Project description:We compared proseal, supreme, and i-gel supraglottic airway devices in terms of oropharyngeal leak pressures and airway morbidities in gynecological laparoscopic surgeries. One hundred and five patients undergoing elective surgery were subjected to general anesthesia after which they were randomly distributed into three groups. Although the oropharyngeal leak pressure was lower in the i-gel group initially (mean ± standard deviation; 23.9 ± 2.4, 24.9 ± 2.9, and 20.9 ± 3.5, resp.), it was higher than the proseal group and supreme group at 30 min of surgery after the trendelenburg position (25.0 ± 2.3, 25.0 ± 1.9, and 28.3 ± 2.3, resp.) and at the 60 min of surgery (24.2 ± 2.1, 24.8 ± 2.2, and 29.5 ± 1.1, resp.). The time to apply the supraglottic airway devices was shorter in the i-gel group (12.2 (1.2), 12.9 (1.0), and 6.7 (1.2), resp., P = 0.001). There was no difference between the groups in terms of their fiber optic imaging levels. pH was measured at the anterior and posterior surfaces of the pharyngeal region after the supraglottic airway devices were removed; the lowest pH values were 5 in all groups.
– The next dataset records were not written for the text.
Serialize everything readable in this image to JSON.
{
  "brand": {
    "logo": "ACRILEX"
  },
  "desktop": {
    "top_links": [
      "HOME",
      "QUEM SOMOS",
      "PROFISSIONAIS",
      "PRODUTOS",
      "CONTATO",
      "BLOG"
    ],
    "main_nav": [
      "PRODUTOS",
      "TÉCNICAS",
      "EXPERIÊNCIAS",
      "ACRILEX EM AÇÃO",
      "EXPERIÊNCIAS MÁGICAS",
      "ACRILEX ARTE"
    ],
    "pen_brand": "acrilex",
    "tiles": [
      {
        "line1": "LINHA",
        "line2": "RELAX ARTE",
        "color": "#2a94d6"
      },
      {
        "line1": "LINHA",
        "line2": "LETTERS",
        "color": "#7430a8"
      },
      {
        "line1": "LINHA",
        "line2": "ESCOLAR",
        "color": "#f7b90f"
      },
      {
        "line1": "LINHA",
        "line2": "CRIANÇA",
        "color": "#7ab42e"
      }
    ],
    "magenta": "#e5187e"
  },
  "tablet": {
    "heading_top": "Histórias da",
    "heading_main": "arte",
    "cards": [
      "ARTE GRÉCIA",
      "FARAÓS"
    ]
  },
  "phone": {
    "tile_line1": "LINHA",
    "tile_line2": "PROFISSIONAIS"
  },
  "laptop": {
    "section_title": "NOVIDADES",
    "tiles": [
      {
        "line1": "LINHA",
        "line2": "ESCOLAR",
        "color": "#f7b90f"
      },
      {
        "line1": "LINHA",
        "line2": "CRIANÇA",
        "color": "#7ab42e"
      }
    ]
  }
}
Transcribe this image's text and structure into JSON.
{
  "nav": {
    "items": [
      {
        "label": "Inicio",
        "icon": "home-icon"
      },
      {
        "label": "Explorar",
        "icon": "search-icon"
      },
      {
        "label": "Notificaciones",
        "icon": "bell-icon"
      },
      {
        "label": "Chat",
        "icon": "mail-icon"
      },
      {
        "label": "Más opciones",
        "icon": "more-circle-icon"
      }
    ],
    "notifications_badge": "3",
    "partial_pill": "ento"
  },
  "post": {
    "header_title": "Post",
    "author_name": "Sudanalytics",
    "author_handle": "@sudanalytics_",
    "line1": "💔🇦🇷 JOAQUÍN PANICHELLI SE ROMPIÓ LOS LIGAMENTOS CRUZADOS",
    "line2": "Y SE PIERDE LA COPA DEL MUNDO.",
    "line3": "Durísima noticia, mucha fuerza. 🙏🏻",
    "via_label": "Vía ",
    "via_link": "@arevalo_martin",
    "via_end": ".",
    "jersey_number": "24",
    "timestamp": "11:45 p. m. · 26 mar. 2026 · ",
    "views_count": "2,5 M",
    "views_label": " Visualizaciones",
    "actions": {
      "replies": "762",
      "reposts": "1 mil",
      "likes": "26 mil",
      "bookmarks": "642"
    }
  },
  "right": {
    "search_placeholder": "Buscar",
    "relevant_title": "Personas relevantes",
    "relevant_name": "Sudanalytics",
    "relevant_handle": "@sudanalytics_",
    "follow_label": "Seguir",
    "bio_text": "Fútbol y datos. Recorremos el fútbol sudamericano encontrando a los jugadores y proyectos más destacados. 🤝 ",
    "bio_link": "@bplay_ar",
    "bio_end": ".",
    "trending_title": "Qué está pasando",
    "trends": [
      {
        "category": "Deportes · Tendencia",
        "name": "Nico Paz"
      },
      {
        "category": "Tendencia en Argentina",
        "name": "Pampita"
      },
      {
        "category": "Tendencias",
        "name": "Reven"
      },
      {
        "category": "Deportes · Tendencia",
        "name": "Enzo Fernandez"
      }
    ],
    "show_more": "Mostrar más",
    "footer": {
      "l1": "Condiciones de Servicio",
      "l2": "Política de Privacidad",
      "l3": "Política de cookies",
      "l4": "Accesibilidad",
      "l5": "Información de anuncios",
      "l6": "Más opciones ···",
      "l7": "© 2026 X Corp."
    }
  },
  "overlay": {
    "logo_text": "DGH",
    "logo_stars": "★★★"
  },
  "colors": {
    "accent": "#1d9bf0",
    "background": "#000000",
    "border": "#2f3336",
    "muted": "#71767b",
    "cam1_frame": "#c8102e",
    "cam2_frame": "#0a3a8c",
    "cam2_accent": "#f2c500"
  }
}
We concluded that initial oropharyngeal leak pressures obtained by i-gel were lower than proseal and supreme, but increased oropharyngeal leak pressures over time, ease of placement, and lower airway morbidity are favorable for i-gel.